- BUR OAK (Quercus macrocarpa) Grows both on upland and lowland sites, but does best on rich, moist soils; to 120 feet tall. Found throughout the Midwest. Leaves: The largest of any native oak, to one foot long and very wide. Two different basic shapes exist: one widest above the middle, the upper portion shallowly lobed, the lower lobes longer. The other has a deeply lobed central section with indentations coming close to the central vein and a narrower upper part, but still wider than the lower lobes. Both forms are found on the same tree. Bark: Similar to White Oak but darker and more vertically ridged. Acorns: The largest of all North American oaks, about 1 ½ inches in diameter, surrounded by a deep cup, which is scaly and has a hairy fringe at the rim. Squirrels are especially fond of them. Macrocarpa is Greek for “big-fruited.”
- POST OAK (Quercus stellata) Grows in dry and rocky upland woods, to 60 feet tall. Characteristics similar to White Oak: Found in Illinois, Missouri, Iowa, and Indiana. Leaves: Usually with five lobes, two of which, above the middle of the leaf, are broad, forming a cross with the axis of the leaf. These and the top lobe are normally slightly indented. Bark: Light brown; divided by deep fissures and scaly ridges. Acorns: Small to 3/4-inch long, the cup covers onethird to one-half of the nut.
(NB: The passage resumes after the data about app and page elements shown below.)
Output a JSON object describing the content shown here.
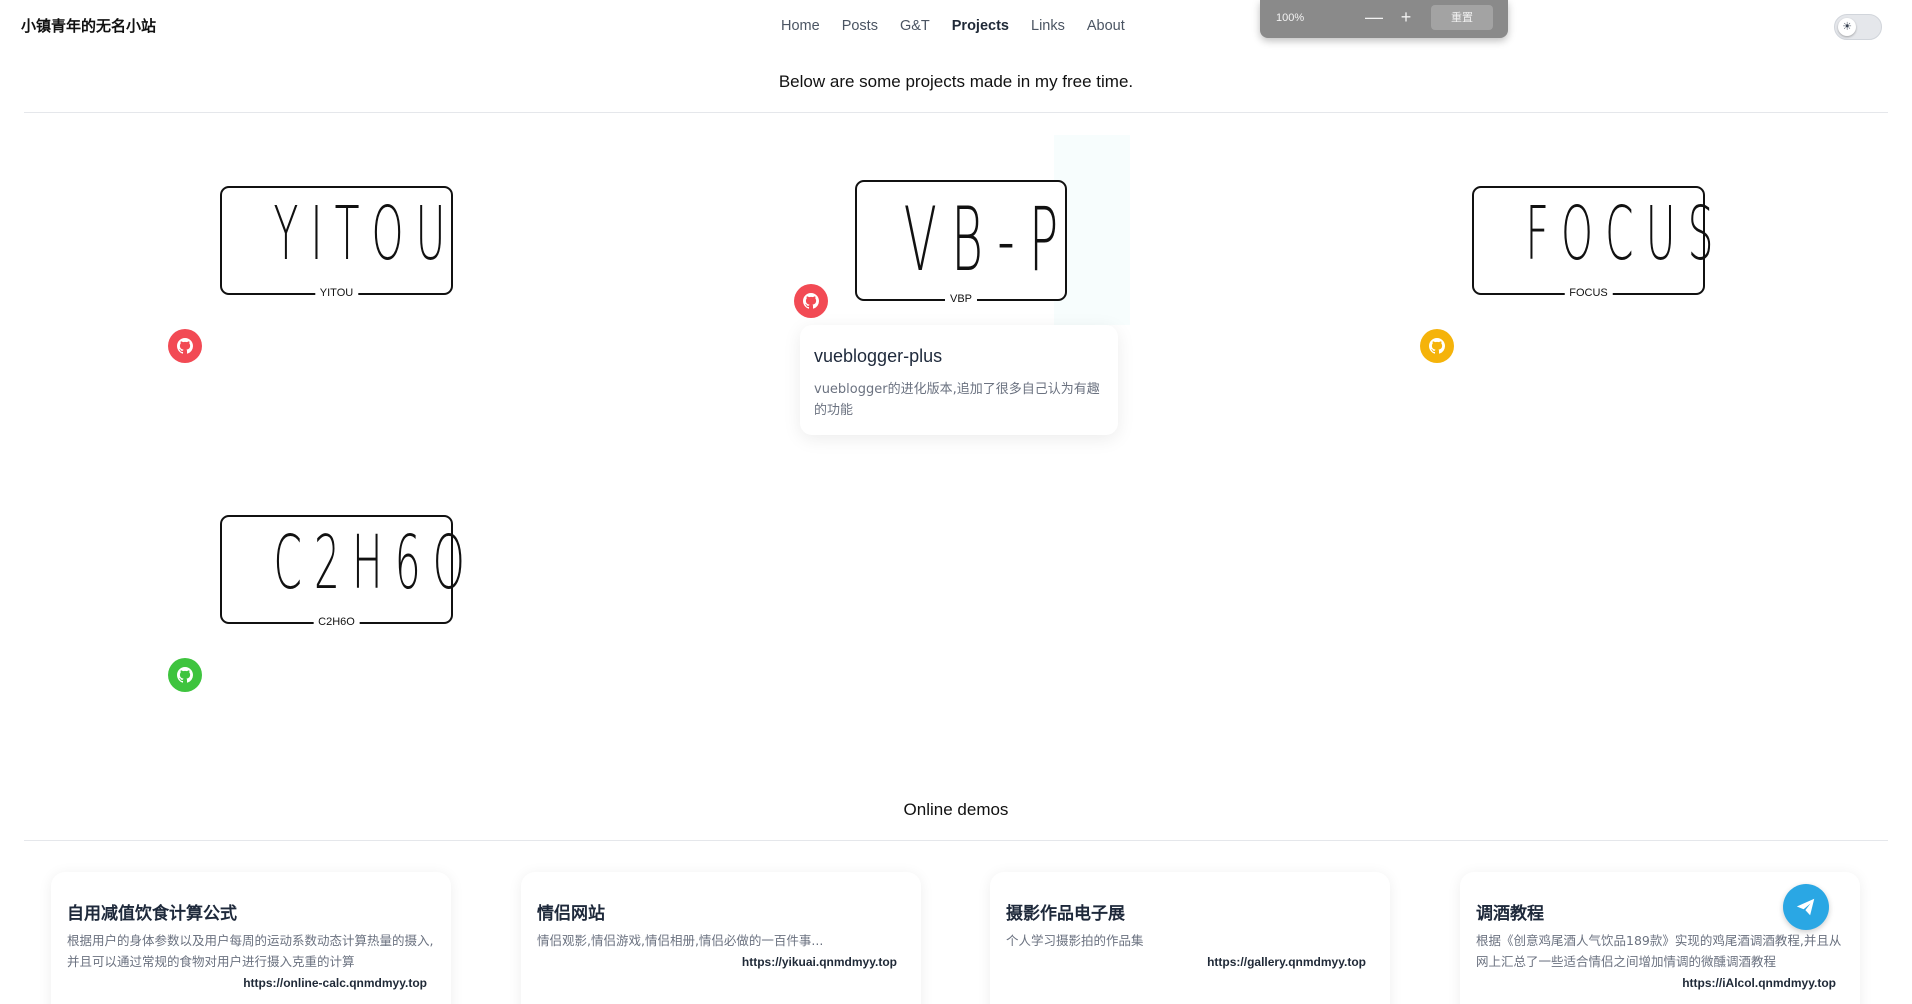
{
  "header": {
    "brand": "小镇青年的无名小站",
    "nav": [
      {
        "label": "Home",
        "active": false
      },
      {
        "label": "Posts",
        "active": false
      },
      {
        "label": "G&T",
        "active": false
      },
      {
        "label": "Projects",
        "active": true
      },
      {
        "label": "Links",
        "active": false
      },
      {
        "label": "About",
        "active": false
      }
    ],
    "theme_toggle_icon": "sun-icon"
  },
  "zoom_toolbar": {
    "level": "100%",
    "minus": "—",
    "plus": "+",
    "reset_label": "重置"
  },
  "projects_section": {
    "heading": "Below are some projects made in my free time.",
    "items": [
      {
        "plate_text": "YITOU",
        "caption": "YITOU",
        "github_color": "#f24a54"
      },
      {
        "plate_text": "VB-P",
        "caption": "VBP",
        "github_color": "#f24a54"
      },
      {
        "plate_text": "FOCUS",
        "caption": "FOCUS",
        "github_color": "#f5b30a"
      },
      {
        "plate_text": "C2H6O",
        "caption": "C2H6O",
        "github_color": "#3ec43e"
      }
    ],
    "hover_card": {
      "title": "vueblogger-plus",
      "description": "vueblogger的进化版本,追加了很多自己认为有趣的功能"
    }
  },
  "demos_section": {
    "heading": "Online demos",
    "items": [
      {
        "title": "自用减值饮食计算公式",
        "description": "根据用户的身体参数以及用户每周的运动系数动态计算热量的摄入,并且可以通过常规的食物对用户进行摄入克重的计算",
        "url": "https://online-calc.qnmdmyy.top"
      },
      {
        "title": "情侣网站",
        "description": "情侣观影,情侣游戏,情侣相册,情侣必做的一百件事...",
        "url": "https://yikuai.qnmdmyy.top"
      },
      {
        "title": "摄影作品电子展",
        "description": "个人学习摄影拍的作品集",
        "url": "https://gallery.qnmdmyy.top"
      },
      {
        "title": "调酒教程",
        "description": "根据《创意鸡尾酒人气饮品189款》实现的鸡尾酒调酒教程,并且从网上汇总了一些适合情侣之间增加情调的微醺调酒教程",
        "url": "https://iAlcol.qnmdmyy.top"
      }
    ]
  },
  "fab_icon": "send-icon",
  "colors": {
    "accent_blue": "#2aa7e4",
    "github_red": "#f24a54",
    "github_yellow": "#f5b30a",
    "github_green": "#3ec43e"
  }
}
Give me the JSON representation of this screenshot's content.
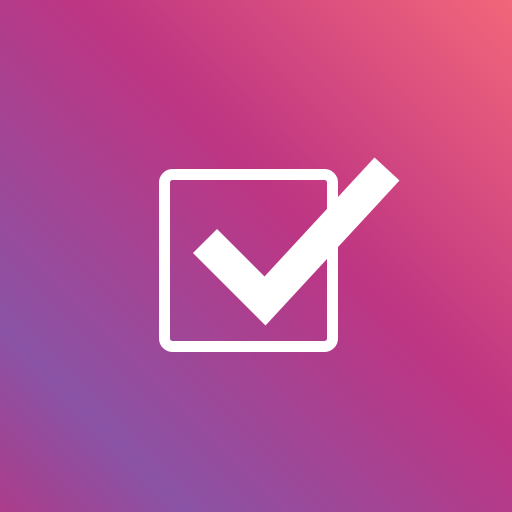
{
  "icon": {
    "name": "checkbox-checked-icon",
    "glyph_color": "#ffffff",
    "background": {
      "type": "linear-gradient",
      "colors": [
        "#f2667a",
        "#be3583",
        "#8a53a5",
        "#ab3c8a"
      ]
    }
  }
}
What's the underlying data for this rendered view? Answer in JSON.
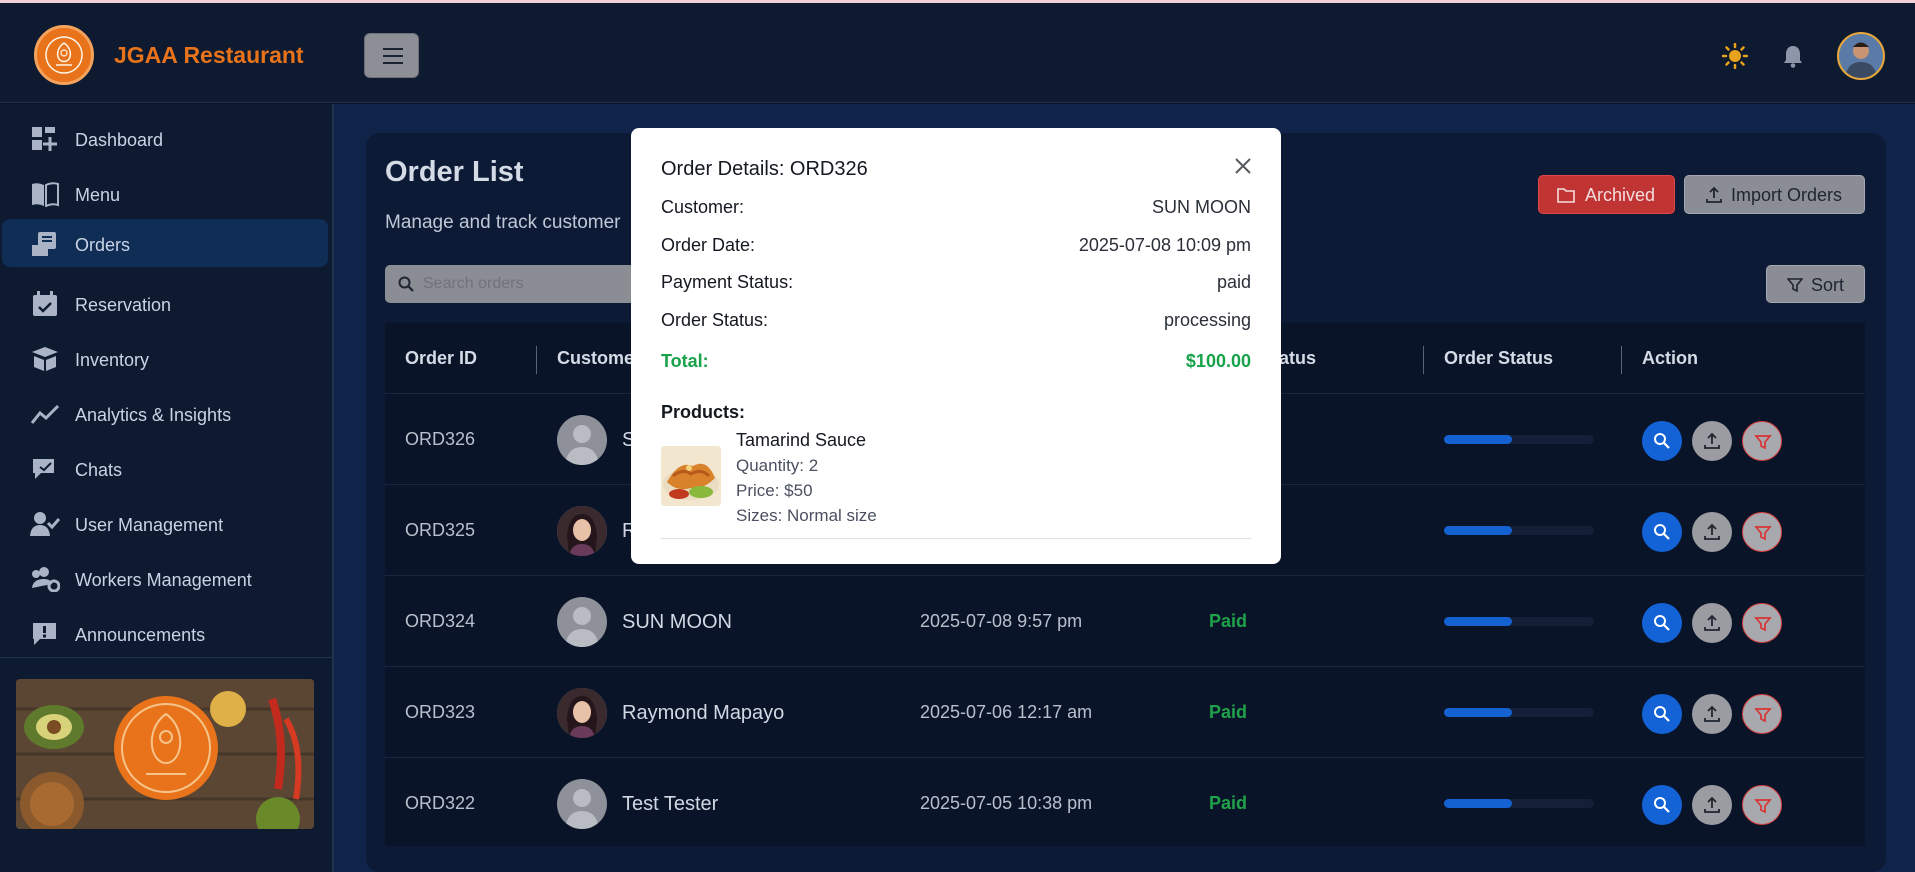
{
  "brand": {
    "name": "JGAA Restaurant"
  },
  "sidebar": {
    "items": [
      {
        "label": "Dashboard",
        "icon": "dashboard-icon"
      },
      {
        "label": "Menu",
        "icon": "book-icon"
      },
      {
        "label": "Orders",
        "icon": "orders-icon",
        "active": true
      },
      {
        "label": "Reservation",
        "icon": "calendar-check-icon"
      },
      {
        "label": "Inventory",
        "icon": "box-icon"
      },
      {
        "label": "Analytics & Insights",
        "icon": "chart-line-icon"
      },
      {
        "label": "Chats",
        "icon": "chat-icon"
      },
      {
        "label": "User Management",
        "icon": "user-check-icon"
      },
      {
        "label": "Workers Management",
        "icon": "users-gear-icon"
      },
      {
        "label": "Announcements",
        "icon": "announcement-icon"
      }
    ]
  },
  "page": {
    "title": "Order List",
    "subtitle": "Manage and track customer",
    "archived_label": "Archived",
    "import_label": "Import Orders",
    "sort_label": "Sort",
    "search_placeholder": "Search orders"
  },
  "table": {
    "headers": [
      "Order ID",
      "Custome",
      "t Status",
      "Order Status",
      "Action"
    ],
    "rows": [
      {
        "id": "ORD326",
        "name": "S",
        "date": "",
        "payment": "",
        "progress": 0.45
      },
      {
        "id": "ORD325",
        "name": "R",
        "date": "",
        "payment": "",
        "progress": 0.45
      },
      {
        "id": "ORD324",
        "name": "SUN MOON",
        "date": "2025-07-08 9:57 pm",
        "payment": "Paid",
        "progress": 0.45
      },
      {
        "id": "ORD323",
        "name": "Raymond Mapayo",
        "date": "2025-07-06 12:17 am",
        "payment": "Paid",
        "progress": 0.45
      },
      {
        "id": "ORD322",
        "name": "Test Tester",
        "date": "2025-07-05 10:38 pm",
        "payment": "Paid",
        "progress": 0.45
      }
    ]
  },
  "modal": {
    "title": "Order Details: ORD326",
    "fields": [
      {
        "key": "Customer:",
        "value": "SUN MOON"
      },
      {
        "key": "Order Date:",
        "value": "2025-07-08 10:09 pm"
      },
      {
        "key": "Payment Status:",
        "value": "paid"
      },
      {
        "key": "Order Status:",
        "value": "processing"
      }
    ],
    "total_label": "Total:",
    "total_value": "$100.00",
    "products_label": "Products:",
    "product": {
      "name": "Tamarind Sauce",
      "quantity": "Quantity: 2",
      "price": "Price: $50",
      "sizes": "Sizes: Normal size"
    }
  },
  "colors": {
    "accent": "#e8731a",
    "active_nav": "#0f2d55",
    "paid_green": "#1fa24a",
    "primary_blue": "#1362d6",
    "danger_red": "#c03434"
  }
}
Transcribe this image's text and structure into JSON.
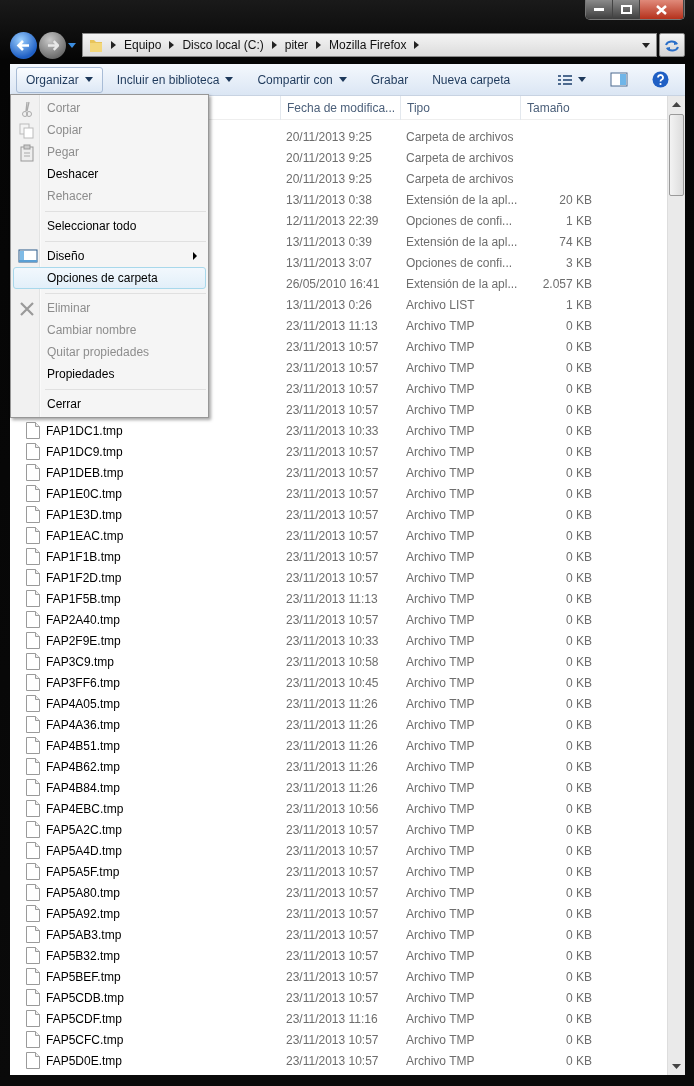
{
  "address_bar": {
    "crumbs": [
      "Equipo",
      "Disco local (C:)",
      "piter",
      "Mozilla Firefox"
    ]
  },
  "toolbar": {
    "buttons": [
      {
        "label": "Organizar",
        "dropdown": true,
        "selected": true
      },
      {
        "label": "Incluir en biblioteca",
        "dropdown": true,
        "selected": false
      },
      {
        "label": "Compartir con",
        "dropdown": true,
        "selected": false
      },
      {
        "label": "Grabar",
        "dropdown": false,
        "selected": false
      },
      {
        "label": "Nueva carpeta",
        "dropdown": false,
        "selected": false
      }
    ]
  },
  "columns": [
    "Fecha de modifica...",
    "Tipo",
    "Tamaño"
  ],
  "rows": [
    {
      "date": "20/11/2013 9:25",
      "type": "Carpeta de archivos"
    },
    {
      "date": "20/11/2013 9:25",
      "type": "Carpeta de archivos"
    },
    {
      "date": "20/11/2013 9:25",
      "type": "Carpeta de archivos"
    },
    {
      "date": "13/11/2013 0:38",
      "type": "Extensión de la apl...",
      "size": "20 KB"
    },
    {
      "date": "12/11/2013 22:39",
      "type": "Opciones de confi...",
      "size": "1 KB"
    },
    {
      "date": "13/11/2013 0:39",
      "type": "Extensión de la apl...",
      "size": "74 KB"
    },
    {
      "date": "13/11/2013 3:07",
      "type": "Opciones de confi...",
      "size": "3 KB"
    },
    {
      "date": "26/05/2010 16:41",
      "type": "Extensión de la apl...",
      "size": "2.057 KB"
    },
    {
      "date": "13/11/2013 0:26",
      "type": "Archivo LIST",
      "size": "1 KB"
    },
    {
      "date": "23/11/2013 11:13",
      "type": "Archivo TMP",
      "size": "0 KB"
    },
    {
      "date": "23/11/2013 10:57",
      "type": "Archivo TMP",
      "size": "0 KB"
    },
    {
      "date": "23/11/2013 10:57",
      "type": "Archivo TMP",
      "size": "0 KB"
    },
    {
      "date": "23/11/2013 10:57",
      "type": "Archivo TMP",
      "size": "0 KB"
    },
    {
      "date": "23/11/2013 10:57",
      "type": "Archivo TMP",
      "size": "0 KB"
    },
    {
      "name": "FAP1DC1.tmp",
      "date": "23/11/2013 10:33",
      "type": "Archivo TMP",
      "size": "0 KB"
    },
    {
      "name": "FAP1DC9.tmp",
      "date": "23/11/2013 10:57",
      "type": "Archivo TMP",
      "size": "0 KB"
    },
    {
      "name": "FAP1DEB.tmp",
      "date": "23/11/2013 10:57",
      "type": "Archivo TMP",
      "size": "0 KB"
    },
    {
      "name": "FAP1E0C.tmp",
      "date": "23/11/2013 10:57",
      "type": "Archivo TMP",
      "size": "0 KB"
    },
    {
      "name": "FAP1E3D.tmp",
      "date": "23/11/2013 10:57",
      "type": "Archivo TMP",
      "size": "0 KB"
    },
    {
      "name": "FAP1EAC.tmp",
      "date": "23/11/2013 10:57",
      "type": "Archivo TMP",
      "size": "0 KB"
    },
    {
      "name": "FAP1F1B.tmp",
      "date": "23/11/2013 10:57",
      "type": "Archivo TMP",
      "size": "0 KB"
    },
    {
      "name": "FAP1F2D.tmp",
      "date": "23/11/2013 10:57",
      "type": "Archivo TMP",
      "size": "0 KB"
    },
    {
      "name": "FAP1F5B.tmp",
      "date": "23/11/2013 11:13",
      "type": "Archivo TMP",
      "size": "0 KB"
    },
    {
      "name": "FAP2A40.tmp",
      "date": "23/11/2013 10:57",
      "type": "Archivo TMP",
      "size": "0 KB"
    },
    {
      "name": "FAP2F9E.tmp",
      "date": "23/11/2013 10:33",
      "type": "Archivo TMP",
      "size": "0 KB"
    },
    {
      "name": "FAP3C9.tmp",
      "date": "23/11/2013 10:58",
      "type": "Archivo TMP",
      "size": "0 KB"
    },
    {
      "name": "FAP3FF6.tmp",
      "date": "23/11/2013 10:45",
      "type": "Archivo TMP",
      "size": "0 KB"
    },
    {
      "name": "FAP4A05.tmp",
      "date": "23/11/2013 11:26",
      "type": "Archivo TMP",
      "size": "0 KB"
    },
    {
      "name": "FAP4A36.tmp",
      "date": "23/11/2013 11:26",
      "type": "Archivo TMP",
      "size": "0 KB"
    },
    {
      "name": "FAP4B51.tmp",
      "date": "23/11/2013 11:26",
      "type": "Archivo TMP",
      "size": "0 KB"
    },
    {
      "name": "FAP4B62.tmp",
      "date": "23/11/2013 11:26",
      "type": "Archivo TMP",
      "size": "0 KB"
    },
    {
      "name": "FAP4B84.tmp",
      "date": "23/11/2013 11:26",
      "type": "Archivo TMP",
      "size": "0 KB"
    },
    {
      "name": "FAP4EBC.tmp",
      "date": "23/11/2013 10:56",
      "type": "Archivo TMP",
      "size": "0 KB"
    },
    {
      "name": "FAP5A2C.tmp",
      "date": "23/11/2013 10:57",
      "type": "Archivo TMP",
      "size": "0 KB"
    },
    {
      "name": "FAP5A4D.tmp",
      "date": "23/11/2013 10:57",
      "type": "Archivo TMP",
      "size": "0 KB"
    },
    {
      "name": "FAP5A5F.tmp",
      "date": "23/11/2013 10:57",
      "type": "Archivo TMP",
      "size": "0 KB"
    },
    {
      "name": "FAP5A80.tmp",
      "date": "23/11/2013 10:57",
      "type": "Archivo TMP",
      "size": "0 KB"
    },
    {
      "name": "FAP5A92.tmp",
      "date": "23/11/2013 10:57",
      "type": "Archivo TMP",
      "size": "0 KB"
    },
    {
      "name": "FAP5AB3.tmp",
      "date": "23/11/2013 10:57",
      "type": "Archivo TMP",
      "size": "0 KB"
    },
    {
      "name": "FAP5B32.tmp",
      "date": "23/11/2013 10:57",
      "type": "Archivo TMP",
      "size": "0 KB"
    },
    {
      "name": "FAP5BEF.tmp",
      "date": "23/11/2013 10:57",
      "type": "Archivo TMP",
      "size": "0 KB"
    },
    {
      "name": "FAP5CDB.tmp",
      "date": "23/11/2013 10:57",
      "type": "Archivo TMP",
      "size": "0 KB"
    },
    {
      "name": "FAP5CDF.tmp",
      "date": "23/11/2013 11:16",
      "type": "Archivo TMP",
      "size": "0 KB"
    },
    {
      "name": "FAP5CFC.tmp",
      "date": "23/11/2013 10:57",
      "type": "Archivo TMP",
      "size": "0 KB"
    },
    {
      "name": "FAP5D0E.tmp",
      "date": "23/11/2013 10:57",
      "type": "Archivo TMP",
      "size": "0 KB"
    }
  ],
  "menu": {
    "items": [
      {
        "kind": "item",
        "label": "Cortar",
        "disabled": true,
        "selected": false,
        "submenu": false
      },
      {
        "kind": "item",
        "label": "Copiar",
        "disabled": true,
        "selected": false,
        "submenu": false
      },
      {
        "kind": "item",
        "label": "Pegar",
        "disabled": true,
        "selected": false,
        "submenu": false
      },
      {
        "kind": "item",
        "label": "Deshacer",
        "disabled": false,
        "selected": false,
        "submenu": false
      },
      {
        "kind": "item",
        "label": "Rehacer",
        "disabled": true,
        "selected": false,
        "submenu": false
      },
      {
        "kind": "separator"
      },
      {
        "kind": "item",
        "label": "Seleccionar todo",
        "disabled": false,
        "selected": false,
        "submenu": false
      },
      {
        "kind": "separator"
      },
      {
        "kind": "item",
        "label": "Diseño",
        "disabled": false,
        "selected": false,
        "submenu": true
      },
      {
        "kind": "item",
        "label": "Opciones de carpeta",
        "disabled": false,
        "selected": true,
        "submenu": false
      },
      {
        "kind": "separator"
      },
      {
        "kind": "item",
        "label": "Eliminar",
        "disabled": true,
        "selected": false,
        "submenu": false
      },
      {
        "kind": "item",
        "label": "Cambiar nombre",
        "disabled": true,
        "selected": false,
        "submenu": false
      },
      {
        "kind": "item",
        "label": "Quitar propiedades",
        "disabled": true,
        "selected": false,
        "submenu": false
      },
      {
        "kind": "item",
        "label": "Propiedades",
        "disabled": false,
        "selected": false,
        "submenu": false
      },
      {
        "kind": "separator"
      },
      {
        "kind": "item",
        "label": "Cerrar",
        "disabled": false,
        "selected": false,
        "submenu": false
      }
    ]
  }
}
The Latin Stellata means “star,” referring to the starlike tufts of hair on the surfaces of the leaf.